William Michael Wauters

Selling out takes work

Re “How not to sell out” by Bill Forman (SN&R Arts&Culture, January 24):

You know, knocking another artist while extolling the subject of your article may seem “cool” in SN&R, but it just shows how unqualified both the author and his subject are to say anything about art or artists. If Bill Forman or Amy Hemmens had deigned to research the subject of their derision, they’d have found that NeckFace is a well-known graffiti (omigod!) artist from Stockton—practically a local boy.

Now, I realize that Stockton is not as debonair and happening as Sacramento’s internationally known art scene (ha!); nonetheless, NeckFace has managed to get out and live and make art in San Francisco and New York City, while our Ms. Hemmens has elected to continue to grace us with her presence here in Sacramento, despite the fact that she had a full-ride scholarship to California College of the Arts in San Francisco.

Hmm, last time I checked, CCA’s tuition was around $30K/year. Brave, Ms. Hemmens! Way to buck the system! At CCA, you would have been exposed to world-class visiting artists and educators and made lifelong friends and contacts in the art world. The influences on your art-making would have been incalculable. You might have brought a wealth of experiences back with you to Sacramento and manifested them in a way that could have started an art-fashionista movement here.

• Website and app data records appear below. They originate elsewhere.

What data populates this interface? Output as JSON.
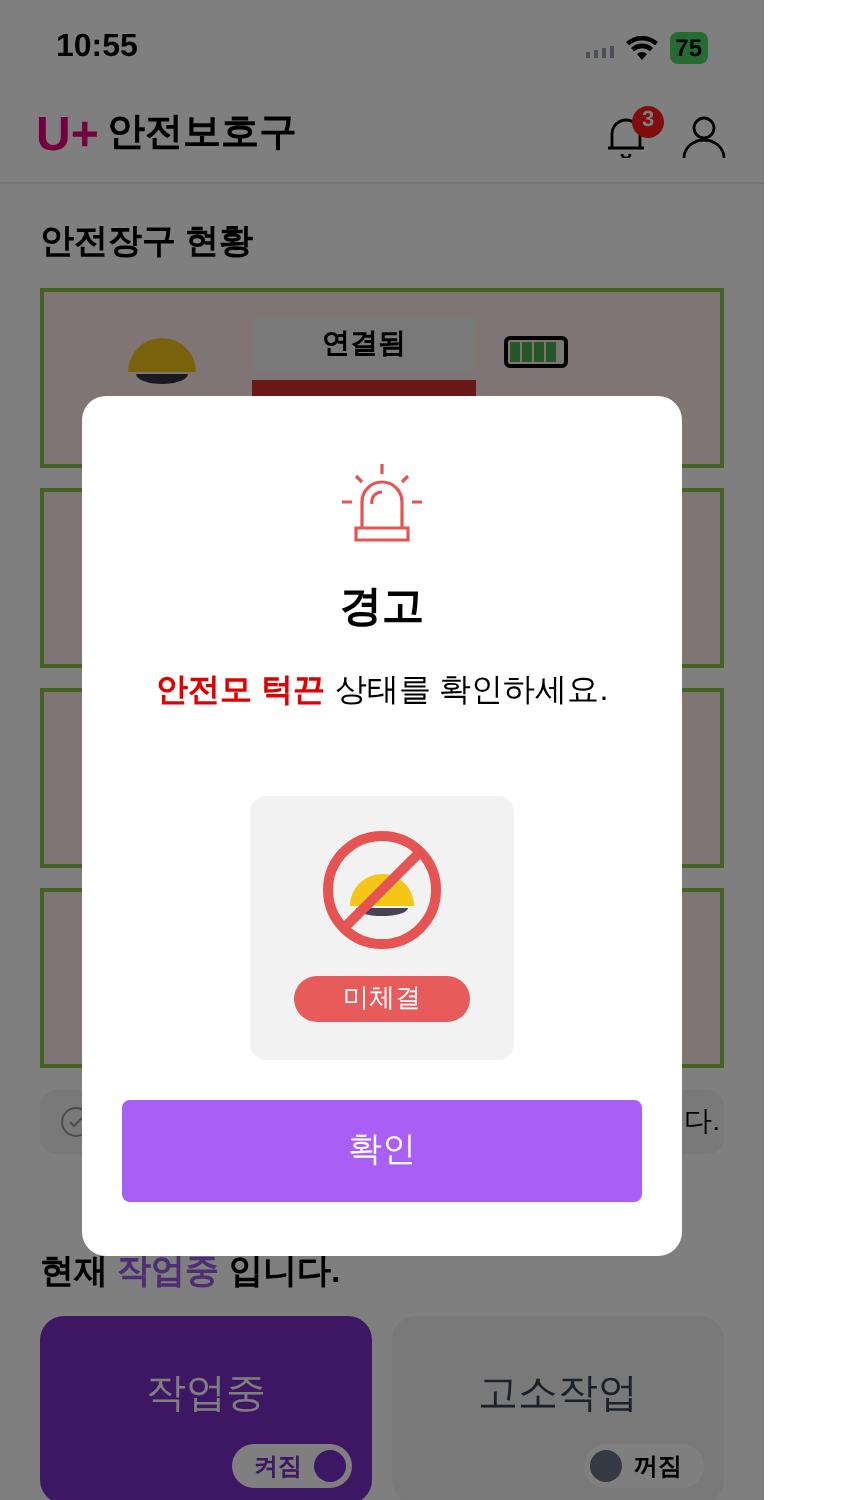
{
  "status_bar": {
    "time": "10:55",
    "battery": "75"
  },
  "header": {
    "logo": "U+",
    "title": "안전보호구",
    "notification_count": "3"
  },
  "section_title": "안전장구 현황",
  "devices": [
    {
      "kind": "helmet",
      "status": "연결됨",
      "battery": {
        "level": 1
      }
    },
    {
      "kind": "covered"
    },
    {
      "kind": "covered"
    },
    {
      "kind": "covered"
    }
  ],
  "notice": {
    "text": "다."
  },
  "work_heading": "현재 **작업중** 입니다.",
  "work_modes": [
    {
      "label": "작업중",
      "selected": true,
      "toggle": {
        "label": "켜짐",
        "on": true
      }
    },
    {
      "label": "고소작업",
      "selected": false,
      "toggle": {
        "label": "꺼짐",
        "on": false
      }
    }
  ],
  "dialog": {
    "title": "경고",
    "message": "안전모 턱끈",
    "message_rest": "상태를 확인하세요.",
    "badge": "미체결",
    "button": "확인"
  }
}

Oh well, I guess it’s better to suffer in relative obscurity and have a provincial rag like SN&R write articles about how you chose “not to sell out.”

Gus Gilmore